Institution and Passivity: Rethinking Embodiment and Social Practices in the Contemporary Debate

Deadline for submissions: 1th of December 2021

This issue aims at exploring the interrelation between institution and passivity, i.e., the interaction between the social and its embodiment in the individual through perceptual schemes, dispositions and sedimentations embedded both in the individual body and in collective experience. On a philosophical level, this relation has been explored by the phenomenological tradition, whose conceptual tools and analyses have been employed—by means of critique or further elaboration—by other theoretical discourses (law, sociology, anthropology etc.) with an aim to explain both the formation and the functioning of the social field. By referring to Merleau-Ponty’s course notes on Institution and Passivity (1954-55), we wish to offer an analysis of the complexity of institutions from an interdisciplinary perspective: the contribution of French sociology (see for instance Bourdieu’s notion of habitus) shows, starting from the vocabulary, the influence of the phenomenological lesson.

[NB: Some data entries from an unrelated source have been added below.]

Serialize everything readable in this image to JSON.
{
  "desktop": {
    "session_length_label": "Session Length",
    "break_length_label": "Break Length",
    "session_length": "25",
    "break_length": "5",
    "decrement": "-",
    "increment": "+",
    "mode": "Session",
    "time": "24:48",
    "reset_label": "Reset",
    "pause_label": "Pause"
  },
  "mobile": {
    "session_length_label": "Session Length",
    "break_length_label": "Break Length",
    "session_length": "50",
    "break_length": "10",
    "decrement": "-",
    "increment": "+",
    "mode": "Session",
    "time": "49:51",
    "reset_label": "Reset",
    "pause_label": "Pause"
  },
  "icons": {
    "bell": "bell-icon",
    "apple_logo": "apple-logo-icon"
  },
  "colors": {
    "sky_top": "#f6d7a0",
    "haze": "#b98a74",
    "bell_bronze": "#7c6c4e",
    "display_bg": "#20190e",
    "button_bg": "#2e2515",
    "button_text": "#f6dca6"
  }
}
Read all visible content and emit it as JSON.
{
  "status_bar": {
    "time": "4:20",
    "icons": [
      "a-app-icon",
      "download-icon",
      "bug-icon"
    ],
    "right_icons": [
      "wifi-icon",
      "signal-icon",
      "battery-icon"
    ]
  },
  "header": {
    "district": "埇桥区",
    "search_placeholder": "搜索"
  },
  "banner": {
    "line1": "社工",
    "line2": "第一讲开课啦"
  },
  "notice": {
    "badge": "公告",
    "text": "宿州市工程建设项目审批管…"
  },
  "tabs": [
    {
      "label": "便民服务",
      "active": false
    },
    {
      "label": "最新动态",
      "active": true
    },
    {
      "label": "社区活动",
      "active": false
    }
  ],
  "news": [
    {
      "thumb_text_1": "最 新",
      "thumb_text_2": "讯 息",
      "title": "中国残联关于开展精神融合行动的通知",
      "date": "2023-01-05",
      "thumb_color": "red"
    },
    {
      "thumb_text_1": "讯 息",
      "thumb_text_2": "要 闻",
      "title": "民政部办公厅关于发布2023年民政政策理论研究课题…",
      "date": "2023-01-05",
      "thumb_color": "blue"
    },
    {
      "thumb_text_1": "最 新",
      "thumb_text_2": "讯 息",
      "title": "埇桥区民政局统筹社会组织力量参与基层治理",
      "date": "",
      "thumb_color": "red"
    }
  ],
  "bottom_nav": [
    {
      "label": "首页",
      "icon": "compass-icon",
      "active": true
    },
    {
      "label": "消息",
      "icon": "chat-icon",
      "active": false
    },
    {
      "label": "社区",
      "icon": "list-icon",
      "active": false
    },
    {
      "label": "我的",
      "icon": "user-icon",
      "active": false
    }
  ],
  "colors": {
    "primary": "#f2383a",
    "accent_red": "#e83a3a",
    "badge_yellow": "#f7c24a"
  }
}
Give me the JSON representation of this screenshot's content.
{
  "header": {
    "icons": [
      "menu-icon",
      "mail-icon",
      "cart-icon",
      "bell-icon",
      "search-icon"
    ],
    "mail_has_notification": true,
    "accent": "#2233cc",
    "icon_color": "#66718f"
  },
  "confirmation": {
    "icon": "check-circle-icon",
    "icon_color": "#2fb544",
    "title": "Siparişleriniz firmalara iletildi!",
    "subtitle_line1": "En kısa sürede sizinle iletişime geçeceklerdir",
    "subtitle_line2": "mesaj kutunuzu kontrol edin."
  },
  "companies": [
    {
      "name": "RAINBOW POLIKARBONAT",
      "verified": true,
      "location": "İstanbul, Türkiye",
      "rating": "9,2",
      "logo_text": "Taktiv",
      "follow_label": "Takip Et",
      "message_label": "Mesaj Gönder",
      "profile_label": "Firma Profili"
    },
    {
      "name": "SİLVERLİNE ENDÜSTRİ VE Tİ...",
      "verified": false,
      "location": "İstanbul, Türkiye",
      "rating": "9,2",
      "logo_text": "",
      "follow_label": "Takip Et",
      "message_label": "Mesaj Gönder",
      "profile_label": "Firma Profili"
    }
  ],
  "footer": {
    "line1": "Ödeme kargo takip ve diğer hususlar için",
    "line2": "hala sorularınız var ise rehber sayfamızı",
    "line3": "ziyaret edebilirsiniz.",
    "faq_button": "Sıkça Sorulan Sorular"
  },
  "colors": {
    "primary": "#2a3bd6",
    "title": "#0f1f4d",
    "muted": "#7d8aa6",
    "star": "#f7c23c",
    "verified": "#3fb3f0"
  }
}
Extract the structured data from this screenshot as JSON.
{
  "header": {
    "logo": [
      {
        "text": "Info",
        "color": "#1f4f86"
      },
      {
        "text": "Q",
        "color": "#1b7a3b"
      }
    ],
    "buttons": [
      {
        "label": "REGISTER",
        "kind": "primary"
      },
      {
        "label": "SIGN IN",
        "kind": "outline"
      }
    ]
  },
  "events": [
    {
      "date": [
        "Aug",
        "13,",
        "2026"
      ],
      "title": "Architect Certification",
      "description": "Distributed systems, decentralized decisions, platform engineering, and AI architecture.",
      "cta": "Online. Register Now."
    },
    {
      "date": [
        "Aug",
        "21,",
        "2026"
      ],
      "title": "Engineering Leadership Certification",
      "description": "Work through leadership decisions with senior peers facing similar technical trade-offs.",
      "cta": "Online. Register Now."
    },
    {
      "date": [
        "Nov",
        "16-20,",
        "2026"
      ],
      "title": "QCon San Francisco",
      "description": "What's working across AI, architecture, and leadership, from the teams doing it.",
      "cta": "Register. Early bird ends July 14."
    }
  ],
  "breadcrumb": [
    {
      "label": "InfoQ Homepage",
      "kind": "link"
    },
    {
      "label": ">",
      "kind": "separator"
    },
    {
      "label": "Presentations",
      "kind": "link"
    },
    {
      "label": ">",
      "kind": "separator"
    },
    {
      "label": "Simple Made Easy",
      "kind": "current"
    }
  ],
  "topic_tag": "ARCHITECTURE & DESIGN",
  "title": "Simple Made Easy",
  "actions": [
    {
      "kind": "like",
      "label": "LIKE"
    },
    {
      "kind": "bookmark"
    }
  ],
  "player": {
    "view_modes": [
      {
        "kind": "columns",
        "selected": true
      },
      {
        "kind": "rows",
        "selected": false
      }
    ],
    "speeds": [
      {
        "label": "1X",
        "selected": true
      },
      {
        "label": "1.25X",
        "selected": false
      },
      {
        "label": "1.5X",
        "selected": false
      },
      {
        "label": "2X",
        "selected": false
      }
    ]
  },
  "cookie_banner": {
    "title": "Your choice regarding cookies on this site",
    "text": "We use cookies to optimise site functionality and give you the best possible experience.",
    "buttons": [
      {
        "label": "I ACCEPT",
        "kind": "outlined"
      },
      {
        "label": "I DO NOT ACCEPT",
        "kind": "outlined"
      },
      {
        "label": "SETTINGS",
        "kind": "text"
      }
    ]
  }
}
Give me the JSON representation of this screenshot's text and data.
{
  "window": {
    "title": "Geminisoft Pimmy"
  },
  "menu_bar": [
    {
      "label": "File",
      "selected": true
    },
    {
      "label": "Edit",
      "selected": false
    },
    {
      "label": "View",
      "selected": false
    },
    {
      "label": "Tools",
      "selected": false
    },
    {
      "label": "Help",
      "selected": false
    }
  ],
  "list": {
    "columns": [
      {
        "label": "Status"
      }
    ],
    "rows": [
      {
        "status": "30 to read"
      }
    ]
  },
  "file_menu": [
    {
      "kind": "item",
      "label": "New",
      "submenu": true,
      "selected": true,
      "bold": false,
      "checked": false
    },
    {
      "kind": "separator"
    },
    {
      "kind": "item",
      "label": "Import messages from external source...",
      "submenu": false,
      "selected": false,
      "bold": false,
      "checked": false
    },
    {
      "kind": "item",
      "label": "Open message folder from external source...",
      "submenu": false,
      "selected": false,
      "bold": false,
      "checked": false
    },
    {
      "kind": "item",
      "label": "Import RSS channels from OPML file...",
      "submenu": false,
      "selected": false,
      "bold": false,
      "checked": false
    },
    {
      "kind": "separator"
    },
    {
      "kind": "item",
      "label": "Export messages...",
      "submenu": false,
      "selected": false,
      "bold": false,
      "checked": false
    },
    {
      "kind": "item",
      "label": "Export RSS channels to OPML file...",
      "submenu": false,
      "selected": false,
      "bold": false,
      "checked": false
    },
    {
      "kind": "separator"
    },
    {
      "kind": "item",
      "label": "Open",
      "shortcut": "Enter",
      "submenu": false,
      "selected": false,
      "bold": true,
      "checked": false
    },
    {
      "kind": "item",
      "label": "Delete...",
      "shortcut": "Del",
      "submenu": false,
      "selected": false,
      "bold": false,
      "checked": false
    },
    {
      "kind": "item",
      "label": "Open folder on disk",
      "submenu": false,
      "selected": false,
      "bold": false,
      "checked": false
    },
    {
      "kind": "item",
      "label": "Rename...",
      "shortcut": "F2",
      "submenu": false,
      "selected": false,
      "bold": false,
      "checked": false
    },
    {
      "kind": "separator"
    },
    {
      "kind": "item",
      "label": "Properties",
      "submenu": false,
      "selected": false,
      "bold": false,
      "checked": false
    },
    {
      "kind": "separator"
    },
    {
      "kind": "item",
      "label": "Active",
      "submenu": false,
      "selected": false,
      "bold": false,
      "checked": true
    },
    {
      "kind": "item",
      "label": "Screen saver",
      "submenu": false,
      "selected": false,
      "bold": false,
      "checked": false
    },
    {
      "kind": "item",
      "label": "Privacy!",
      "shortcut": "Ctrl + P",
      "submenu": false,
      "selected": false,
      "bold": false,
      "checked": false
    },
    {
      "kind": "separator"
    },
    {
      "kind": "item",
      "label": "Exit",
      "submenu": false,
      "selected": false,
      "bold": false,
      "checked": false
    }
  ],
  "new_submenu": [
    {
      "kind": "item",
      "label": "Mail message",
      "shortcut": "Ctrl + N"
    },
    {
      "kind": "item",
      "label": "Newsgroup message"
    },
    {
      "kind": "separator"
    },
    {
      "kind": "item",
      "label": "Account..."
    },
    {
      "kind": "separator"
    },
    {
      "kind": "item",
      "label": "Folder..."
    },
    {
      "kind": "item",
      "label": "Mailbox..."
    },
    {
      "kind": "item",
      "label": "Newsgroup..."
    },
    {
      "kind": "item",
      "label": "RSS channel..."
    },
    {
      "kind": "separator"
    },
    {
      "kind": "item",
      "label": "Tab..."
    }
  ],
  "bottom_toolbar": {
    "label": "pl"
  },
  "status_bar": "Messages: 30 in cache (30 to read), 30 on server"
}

The constellation of problems related to the nexus institution-passivity has given way to further theorization in the contemporary debate, both on the philosophical and the interdisciplinary level: since passivity is inextricably intertwined with institutions, and it is therefore as open to the future as it is grounded in the past (for it is the locus of primordial temporalization (i.e., historicity) as well as of the habitus), it is embedded in all discourses that aim at providing an explanation of the social dimension—from a legal as well as a sociological and anthropological perspective.

Within this general conceptual frame, we invite contributions focused on the following aspects/topics:


  • The relation between institution and passivity on the level of tacit knowledge / common sense theory and its possible application to the socialized field of technology.
  • The relation between institution and passivity from the perspective of the unconscious and its displacement within a theory of culture.
  • The relationship between institutions and life (human sciences and sciences of life etc.).
  • Critique and institutions. How sociology can rethink the concept of institutions.
  • The relationship between institutions and laws, contractual forms and political foundations (political philosophy and legal theory etc.)
Contributions must be original and not under review elsewhere. All papers will be subject to double-anonymous peer-review.
Manuscripts should be submitted online through Humana.Mente Editorial Manager:
Please follow the Author Guidelines: